© 2003 WorldNetDaily.com
Just as the bodies of the three American missionaries slain by an
Islamic terrorist in Yemen are laid to rest so, apparently, is the
news coverage of the atrocity, complains Southern Baptist minister and
columnist Rev. Jerry Falwell.
The three were killed Dec. 30 when a lone gunman burst into the
Baptist hospital in Jibla cradling a rifle hidden inside his coat as
if it were a baby. He opened fire, shooting 60-year-old William Koehn
of Texas, 53-year-old Kathleen Gariety of Wisconsin and 57-year-old
Dr. Martha Myers of Alabama, each in the head. A fourth missionary,
49-year-old Donald Caswell of Texas, was seriously wounded.
On Thursday, Yemen authorities arrested Islamic militants Abed
Abdul Razak Kamel in connection with the missionaries' murder and Ali
al-Jarallah in connection with last week's slaying of Jarallah Omar,
deputy leader of Yemen's Socialist Party.
Security officials said the duo had plans to attack other
foreigners, journalists and Yemeni political leaders and gave police a
list of eight targets during their interrogation.
The missionaries are the latest Christians to be slain by Islamic
militants around the world.
Falwell questions why the national media are ignoring these
"If a massacre were being conducted against people of color, God
forbid, or groups like gays and lesbians, there would be an
understandable outcry that would demand change," Falwell told Baptist
Press. "It is a tragedy that Christian lives do not seem to have the
same value to the national media."
As an example, he pointed to the more than 2 million Christians in
Sudan who have been killed by the nation's militant Islamic regime in
recent years, and yet there has been little coverage of the killings.
Falwell said America in general, and Jews and Christians in
particular, have more to fear from radical Islam than from Nazism or
communism in the past.
This isn't the first time Falwell has thumbed his nose at the
WorldNetDaily reported, Falwell came under fire late last year for
asserting that "Muhammad is a terrorist."
On a "60 Minutes" broadcast Oct. 6, Falwell told CBS interviewer
Bob Simon: "I think Muhammad was a terrorist. I read enough, by both
Muslims and non-Muslims, [to decide] that he was a violent man, a man
Falwell told WND just before the interview was aired that his
was not to attack Muhammad.
"I have avoided that.

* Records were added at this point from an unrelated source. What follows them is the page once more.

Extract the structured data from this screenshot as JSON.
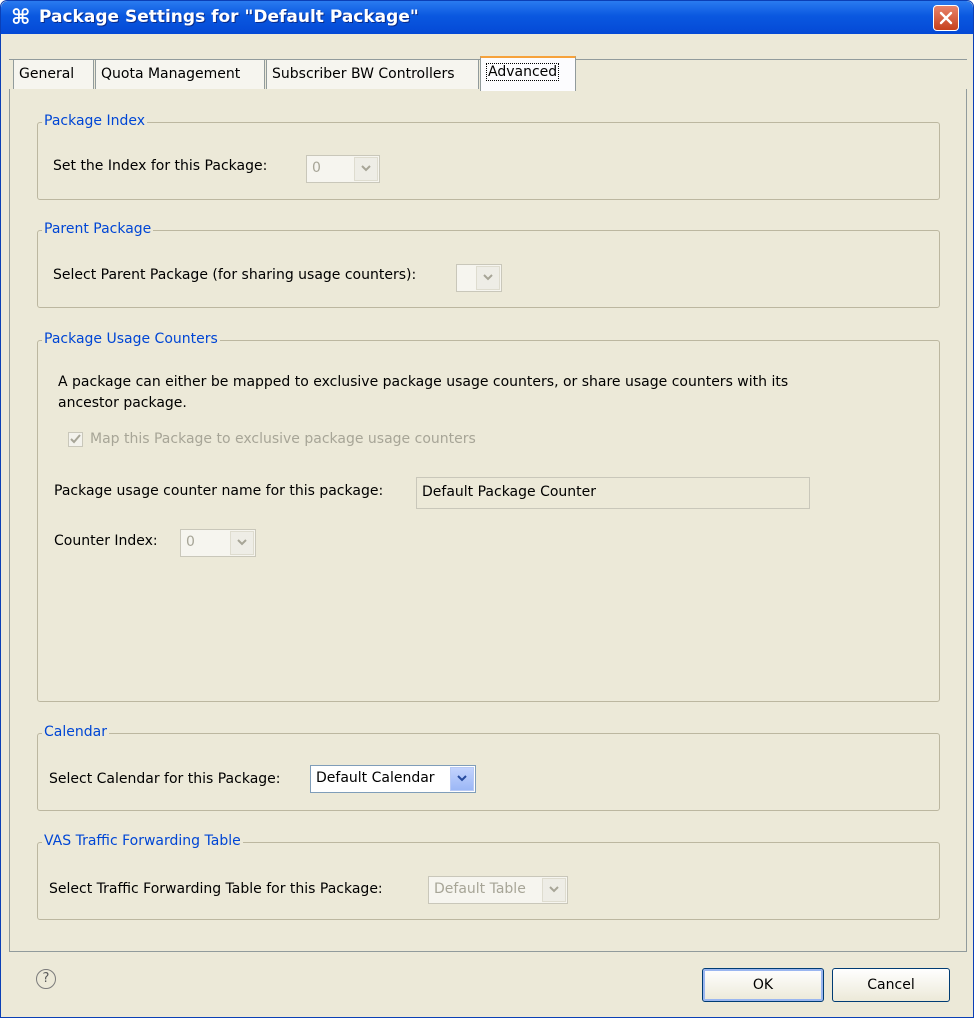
{
  "window": {
    "title": "Package Settings for \"Default Package\"",
    "title_icon": "⌘"
  },
  "tabs": [
    {
      "label": "General",
      "active": false
    },
    {
      "label": "Quota Management",
      "active": false
    },
    {
      "label": "Subscriber BW Controllers",
      "active": false
    },
    {
      "label": "Advanced",
      "active": true
    }
  ],
  "package_index": {
    "legend": "Package Index",
    "label": "Set the Index for this Package:",
    "value": "0"
  },
  "parent_package": {
    "legend": "Parent Package",
    "label": "Select Parent Package (for sharing usage counters):",
    "value": ""
  },
  "usage_counters": {
    "legend": "Package Usage Counters",
    "description_line1": "A package can either be mapped to exclusive package usage counters, or share usage counters with its",
    "description_line2": "ancestor package.",
    "checkbox_label": "Map this Package to exclusive package usage counters",
    "checkbox_checked": true,
    "counter_name_label": "Package usage counter name for this package:",
    "counter_name_value": "Default Package Counter",
    "counter_index_label": "Counter Index:",
    "counter_index_value": "0"
  },
  "calendar": {
    "legend": "Calendar",
    "label": "Select Calendar for this Package:",
    "value": "Default Calendar"
  },
  "vas": {
    "legend": "VAS Traffic Forwarding Table",
    "label": "Select Traffic Forwarding Table for this Package:",
    "value": "Default Table"
  },
  "footer": {
    "help_glyph": "?",
    "ok_label": "OK",
    "cancel_label": "Cancel"
  },
  "colors": {
    "legend_text": "#0046d5",
    "title_bar": "#0a58e0",
    "dialog_bg": "#ece9d8"
  }
}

But [Simon] was pressing me on the issue of
Muhammad's behavior, his involvement in war, and I simply said what I
do believe, that Muhammad is not a good example for most Muslim
Following the "60 Minutes" interview, a leading Islamic group in
Canada announced its intention to take legal action against Falwell
and the Canadian channels that broadcast the interview.
Congress President Mohamed Elmasry told WorldNetDaily he believes
criminal charges could be brought against "the person who made the
statement and any accessories he used" under the country's hate-crimes
June 15 column, Falwell also defended fellow Southern Baptist
pastor Dr. Jerry Vines for his controversial declaration that Muhammad
was a "demon-possessed pedophile."
Falwell pointed out that Vines was referencing the new book,
"Unveiling Islam: An Insider's Look at Muslim Life and Beliefs"
written by scholars Ergun and Emir Caner, who are Christian brothers
raised as Muslims, as well as the Hadith, considered a respected
source for Islamic teaching among Muslim clerics and followers
"If you want to raise the ire of the mainstream press and the swarm
of politically correct organizations in this nation, just criticize
Islam," Falwell mused. "If those in the media were doing their jobs,
Dr. Vines would never have felt it necessary to point out these
disquieting elements of an enigmatic religion."